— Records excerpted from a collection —
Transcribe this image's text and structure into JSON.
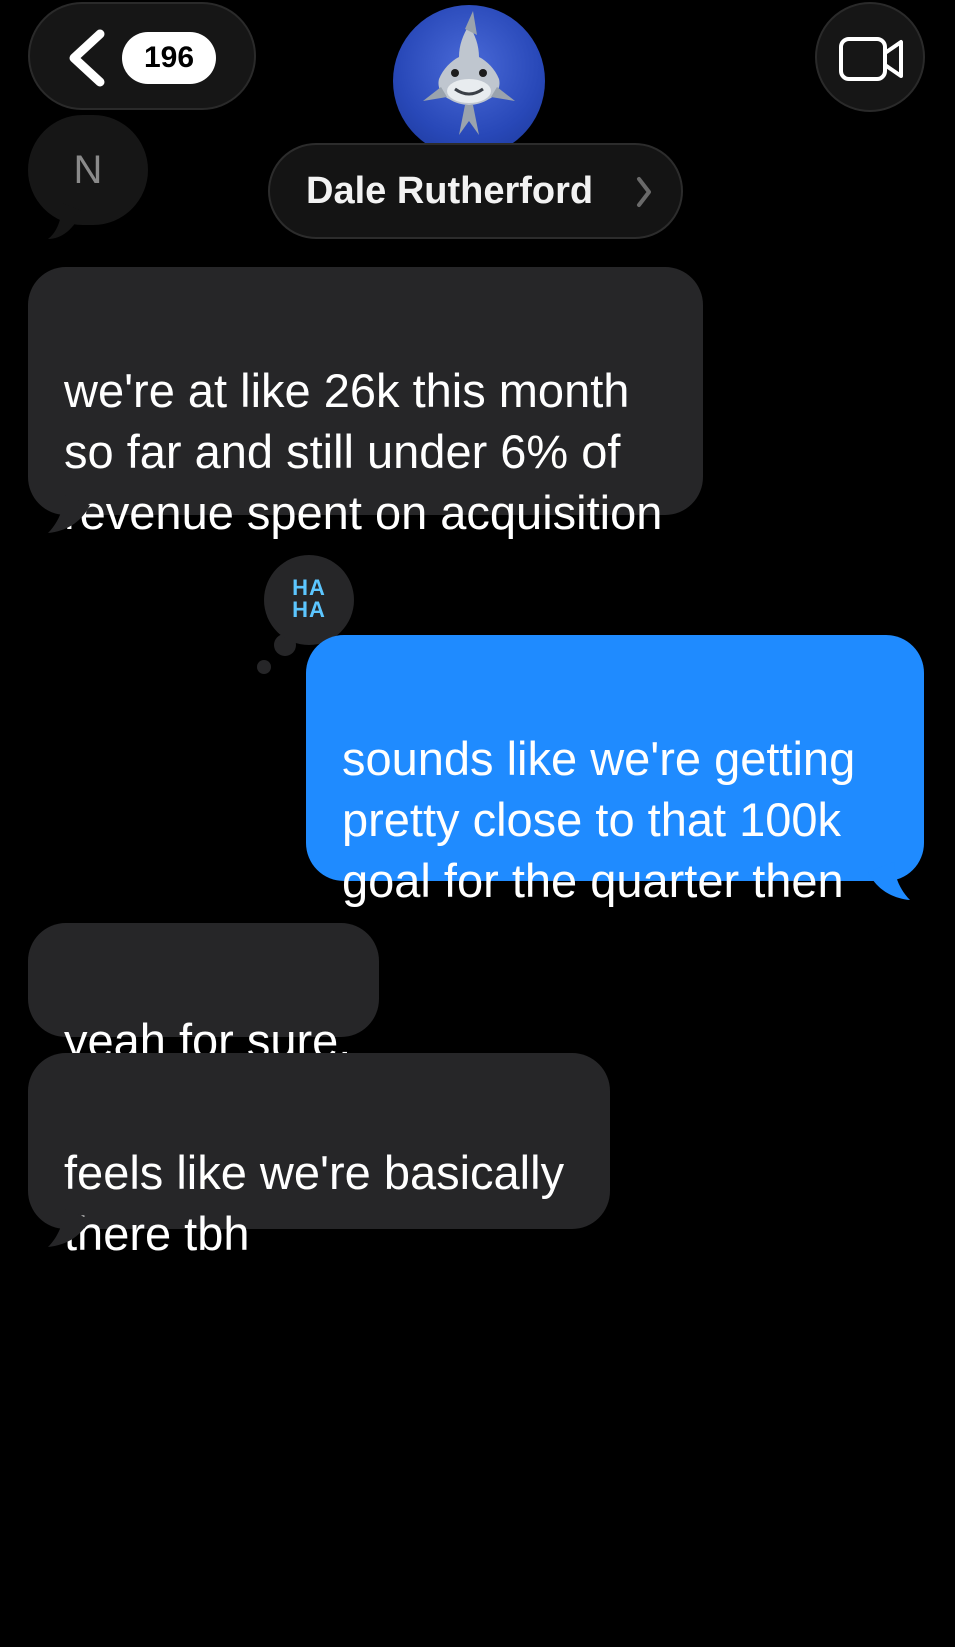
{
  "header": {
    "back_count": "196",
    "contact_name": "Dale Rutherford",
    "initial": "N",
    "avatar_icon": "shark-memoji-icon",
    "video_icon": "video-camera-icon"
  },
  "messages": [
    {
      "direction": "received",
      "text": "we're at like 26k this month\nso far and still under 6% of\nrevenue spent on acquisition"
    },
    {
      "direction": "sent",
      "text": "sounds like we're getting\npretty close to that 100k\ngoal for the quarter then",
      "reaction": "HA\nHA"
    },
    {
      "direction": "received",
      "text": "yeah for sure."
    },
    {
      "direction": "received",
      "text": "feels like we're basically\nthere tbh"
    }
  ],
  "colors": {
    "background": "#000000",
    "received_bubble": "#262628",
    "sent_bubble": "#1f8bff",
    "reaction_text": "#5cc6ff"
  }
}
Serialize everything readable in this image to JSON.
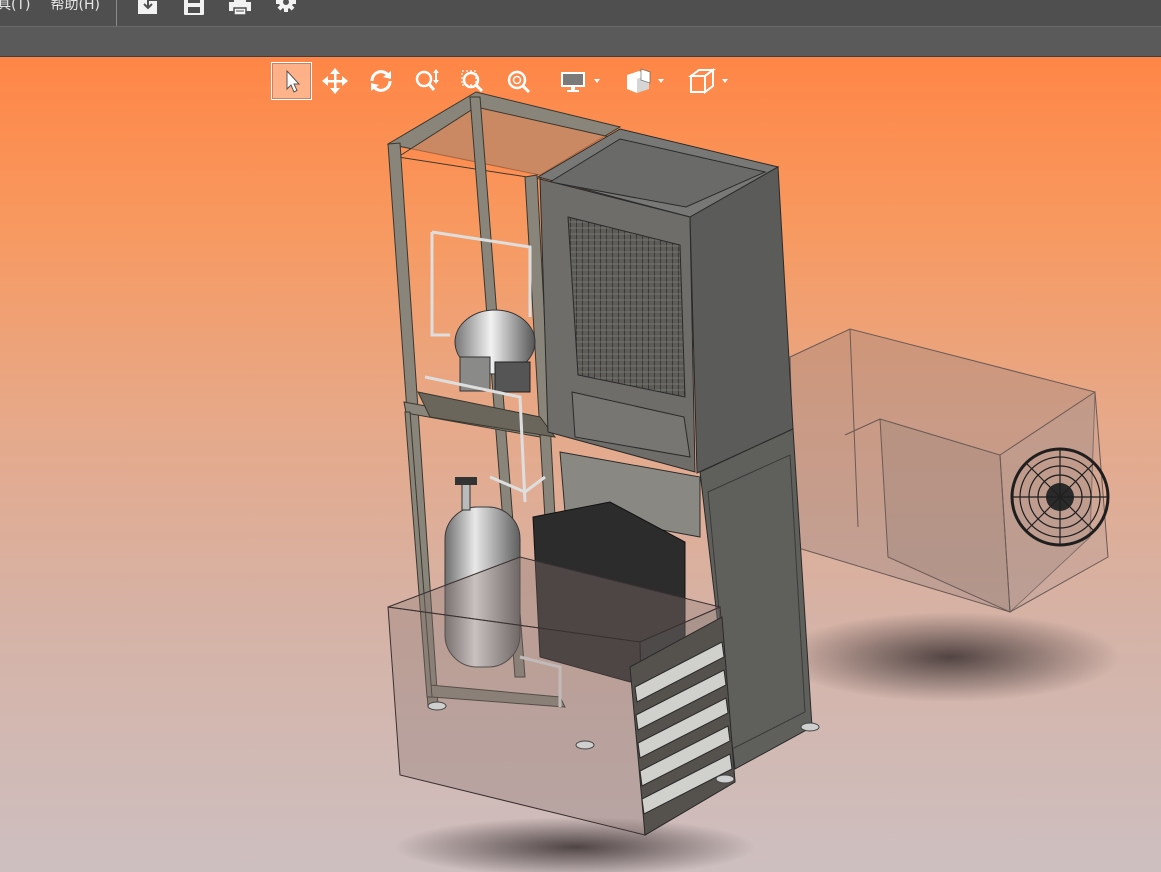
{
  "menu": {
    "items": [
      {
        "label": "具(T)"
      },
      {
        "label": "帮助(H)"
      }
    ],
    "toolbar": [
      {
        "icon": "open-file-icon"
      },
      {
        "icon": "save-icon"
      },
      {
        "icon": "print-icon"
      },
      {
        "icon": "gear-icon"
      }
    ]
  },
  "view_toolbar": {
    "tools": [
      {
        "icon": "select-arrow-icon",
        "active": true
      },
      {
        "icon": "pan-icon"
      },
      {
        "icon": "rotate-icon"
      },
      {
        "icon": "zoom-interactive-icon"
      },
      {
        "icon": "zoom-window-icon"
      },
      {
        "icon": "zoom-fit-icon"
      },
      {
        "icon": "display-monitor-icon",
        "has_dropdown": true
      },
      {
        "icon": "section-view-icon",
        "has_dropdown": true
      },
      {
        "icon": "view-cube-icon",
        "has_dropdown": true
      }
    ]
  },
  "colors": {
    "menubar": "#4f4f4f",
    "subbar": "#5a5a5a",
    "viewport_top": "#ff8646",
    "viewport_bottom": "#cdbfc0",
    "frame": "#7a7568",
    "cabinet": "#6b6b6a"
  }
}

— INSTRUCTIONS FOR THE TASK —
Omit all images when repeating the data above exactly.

— COMPLETED TASK —
Transcribe this image's text and structure into JSON.
{
  "header": {
    "back_count": "196",
    "contact_name": "Dale Rutherford",
    "initial": "N",
    "avatar_icon": "shark-memoji-icon",
    "video_icon": "video-camera-icon"
  },
  "messages": [
    {
      "direction": "received",
      "text": "we're at like 26k this month\nso far and still under 6% of\nrevenue spent on acquisition"
    },
    {
      "direction": "sent",
      "text": "sounds like we're getting\npretty close to that 100k\ngoal for the quarter then",
      "reaction": "HA\nHA"
    },
    {
      "direction": "received",
      "text": "yeah for sure."
    },
    {
      "direction": "received",
      "text": "feels like we're basically\nthere tbh"
    }
  ],
  "colors": {
    "background": "#000000",
    "received_bubble": "#262628",
    "sent_bubble": "#1f8bff",
    "reaction_text": "#5cc6ff"
  }
}
Serialize everything readable in this image to JSON.
{
  "menu": {
    "items": [
      {
        "label": "具(T)"
      },
      {
        "label": "帮助(H)"
      }
    ],
    "toolbar": [
      {
        "icon": "open-file-icon"
      },
      {
        "icon": "save-icon"
      },
      {
        "icon": "print-icon"
      },
      {
        "icon": "gear-icon"
      }
    ]
  },
  "view_toolbar": {
    "tools": [
      {
        "icon": "select-arrow-icon",
        "active": true
      },
      {
        "icon": "pan-icon"
      },
      {
        "icon": "rotate-icon"
      },
      {
        "icon": "zoom-interactive-icon"
      },
      {
        "icon": "zoom-window-icon"
      },
      {
        "icon": "zoom-fit-icon"
      },
      {
        "icon": "display-monitor-icon",
        "has_dropdown": true
      },
      {
        "icon": "section-view-icon",
        "has_dropdown": true
      },
      {
        "icon": "view-cube-icon",
        "has_dropdown": true
      }
    ]
  },
  "colors": {
    "menubar": "#4f4f4f",
    "subbar": "#5a5a5a",
    "viewport_top": "#ff8646",
    "viewport_bottom": "#cdbfc0",
    "frame": "#7a7568",
    "cabinet": "#6b6b6a"
  }
}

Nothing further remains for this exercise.